Kamlendra Singh, a professor at the University of Missouri School of Veterinary Medicine and Bond Life Sciences Center, started coughing and had a fever on the plane, despite having a COVID-19 vaccine and a negative virus test just before boarding the plane, while coming to the USA from India in April.
The COVID-19 test Singh had when he arrived was positive, most likely due to contamination of the Delta variant. People who are fully vaccinated and those who have already tested positive for the contagious virus also experience this diagnosis. Singh wanted to know the reason for the situation.
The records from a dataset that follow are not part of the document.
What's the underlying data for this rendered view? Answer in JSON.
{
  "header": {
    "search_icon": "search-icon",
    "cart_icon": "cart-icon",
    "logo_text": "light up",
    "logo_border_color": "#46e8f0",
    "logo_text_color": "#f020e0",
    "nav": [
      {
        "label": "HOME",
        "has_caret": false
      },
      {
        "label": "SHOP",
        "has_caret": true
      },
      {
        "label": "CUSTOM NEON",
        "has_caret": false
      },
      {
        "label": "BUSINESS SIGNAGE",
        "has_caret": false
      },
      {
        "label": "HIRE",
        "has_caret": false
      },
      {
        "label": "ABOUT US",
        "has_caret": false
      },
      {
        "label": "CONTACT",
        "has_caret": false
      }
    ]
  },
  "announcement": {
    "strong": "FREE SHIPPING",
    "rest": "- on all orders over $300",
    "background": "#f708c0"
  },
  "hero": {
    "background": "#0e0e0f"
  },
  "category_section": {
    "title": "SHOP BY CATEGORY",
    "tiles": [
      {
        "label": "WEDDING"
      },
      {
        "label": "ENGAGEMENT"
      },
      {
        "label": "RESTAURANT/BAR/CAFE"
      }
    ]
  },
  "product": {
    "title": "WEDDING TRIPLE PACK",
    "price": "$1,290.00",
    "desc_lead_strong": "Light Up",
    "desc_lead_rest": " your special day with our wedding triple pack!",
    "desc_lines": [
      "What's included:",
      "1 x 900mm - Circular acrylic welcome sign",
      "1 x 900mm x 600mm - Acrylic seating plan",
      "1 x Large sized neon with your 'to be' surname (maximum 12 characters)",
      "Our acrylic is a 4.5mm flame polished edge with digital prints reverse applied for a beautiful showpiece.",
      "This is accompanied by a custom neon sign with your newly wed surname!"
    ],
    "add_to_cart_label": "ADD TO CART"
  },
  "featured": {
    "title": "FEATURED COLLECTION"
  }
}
After recovering at home, Singh teamed up with Austin Spratt, a graduate student at the University of Missouri, Saathvik Kannan, a freshman at Hickman High, and Siddappa Byrareddy, a professor at the University of Nebraska Medical Center, to identify new variants known as Delta and Delta+ in more than 300,000 COVID-19 samples. set to analyze its protein sequences.
Using bioinformatics tools and programming methods, the research team identified five specific mutations that were much more dominant in Delta+ infections than in Delta infections. Among these is a mutation called K417N, which is found in almost all Delta+ infections but not found in almost any Delta infection. The findings, which provide important clues to recent structural changes in the virus, highlight the need to expand the toolkit in the fight against COVID-19.
“Whether it is natural antibodies from having previously had COVID-19, or vaccine-produced antibodies; “We show how inherently dangerous the virus is, by apparently mutating in a way that antibodies don’t recognize and protect against these new variants,” says Spratt. “The findings may help explain why so many people test positive for the Delta variant despite having been vaccinated or previously infected with COVID-19.”
The findings were presented last week in the Journal of Autoimmunity.
Source: Columbia – University of Missouri https://popsci.com.tr/ Photo: SARS-CoV-2 virus particles as a transmission electron microscope image. Image: NIAID